(Extracted data entries)

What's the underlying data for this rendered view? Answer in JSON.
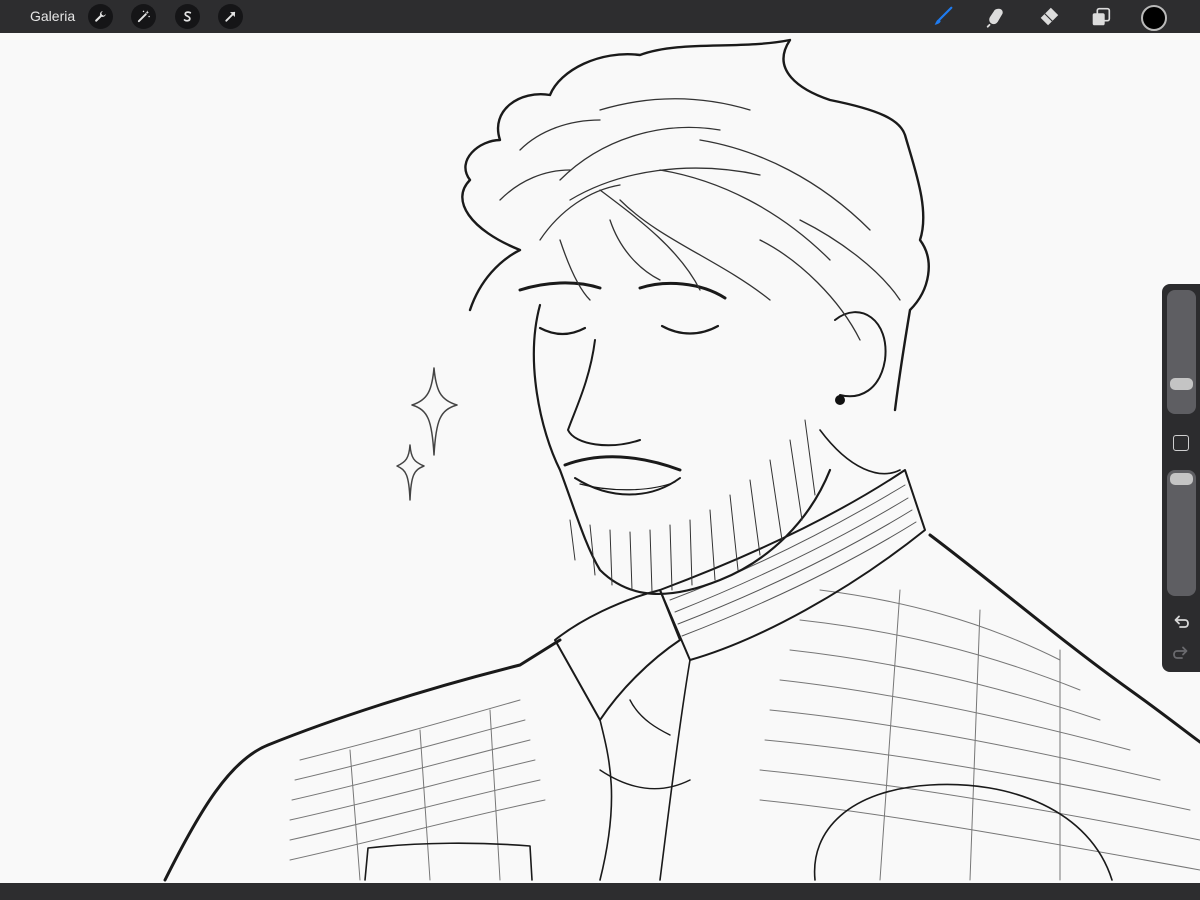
{
  "toolbar": {
    "gallery_label": "Galeria",
    "left_tools": [
      "wrench-icon",
      "magic-wand-icon",
      "selection-s-icon",
      "move-arrow-icon"
    ],
    "right_tools": [
      "brush-icon",
      "smudge-icon",
      "eraser-icon",
      "layers-icon",
      "color-swatch"
    ],
    "active_tool": "brush",
    "active_color": "#000000",
    "brush_accent_color": "#1e7bf0"
  },
  "sidebar": {
    "brush_size": 0.33,
    "opacity": 0.97,
    "buttons": [
      "modify-button",
      "undo-icon",
      "redo-icon"
    ]
  },
  "canvas": {
    "content": "line-art-portrait"
  }
}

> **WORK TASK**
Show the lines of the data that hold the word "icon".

> **TASK RESULT**
      "wrench-icon",
      "magic-wand-icon",
      "selection-s-icon",
      "move-arrow-icon"
      "brush-icon",
      "smudge-icon",
      "eraser-icon",
      "layers-icon",
      "undo-icon",
      "redo-icon"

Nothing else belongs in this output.